*Exercise*: Check every line of the listing below for "Taipas", and report how many lines have it, as a number with nothing more.

::: Raw data

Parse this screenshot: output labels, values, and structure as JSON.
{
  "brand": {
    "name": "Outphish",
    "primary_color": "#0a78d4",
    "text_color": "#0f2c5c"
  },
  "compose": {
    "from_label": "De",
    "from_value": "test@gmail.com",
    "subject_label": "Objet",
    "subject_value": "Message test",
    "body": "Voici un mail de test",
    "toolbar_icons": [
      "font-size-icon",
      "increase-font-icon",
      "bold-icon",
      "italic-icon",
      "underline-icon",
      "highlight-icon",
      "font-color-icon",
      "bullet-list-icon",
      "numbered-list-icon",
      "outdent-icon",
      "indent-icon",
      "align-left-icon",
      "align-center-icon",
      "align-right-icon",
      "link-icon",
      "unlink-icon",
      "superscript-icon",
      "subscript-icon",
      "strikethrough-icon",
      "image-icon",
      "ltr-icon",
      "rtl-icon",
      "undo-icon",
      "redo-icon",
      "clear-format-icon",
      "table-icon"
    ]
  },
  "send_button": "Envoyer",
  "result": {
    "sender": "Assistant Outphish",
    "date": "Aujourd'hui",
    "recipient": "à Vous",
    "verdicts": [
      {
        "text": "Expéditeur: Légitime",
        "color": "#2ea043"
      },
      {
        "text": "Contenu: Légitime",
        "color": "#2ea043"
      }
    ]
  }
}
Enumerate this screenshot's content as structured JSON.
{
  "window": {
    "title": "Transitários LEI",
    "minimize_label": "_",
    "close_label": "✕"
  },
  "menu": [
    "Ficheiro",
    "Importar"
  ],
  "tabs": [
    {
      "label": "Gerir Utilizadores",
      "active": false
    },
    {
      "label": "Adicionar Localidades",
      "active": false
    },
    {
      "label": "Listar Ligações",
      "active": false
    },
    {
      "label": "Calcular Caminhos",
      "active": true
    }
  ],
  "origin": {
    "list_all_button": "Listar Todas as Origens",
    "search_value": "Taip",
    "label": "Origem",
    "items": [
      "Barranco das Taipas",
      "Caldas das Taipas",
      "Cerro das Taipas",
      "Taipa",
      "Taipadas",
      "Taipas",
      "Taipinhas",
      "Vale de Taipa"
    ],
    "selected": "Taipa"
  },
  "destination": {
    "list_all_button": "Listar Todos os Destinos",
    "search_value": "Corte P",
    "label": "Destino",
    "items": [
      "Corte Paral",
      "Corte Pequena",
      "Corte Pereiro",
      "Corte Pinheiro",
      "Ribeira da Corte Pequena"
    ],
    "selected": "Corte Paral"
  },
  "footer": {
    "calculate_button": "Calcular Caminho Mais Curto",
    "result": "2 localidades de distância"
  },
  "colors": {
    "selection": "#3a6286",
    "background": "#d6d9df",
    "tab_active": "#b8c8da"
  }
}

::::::

*Answer to the problem*: 4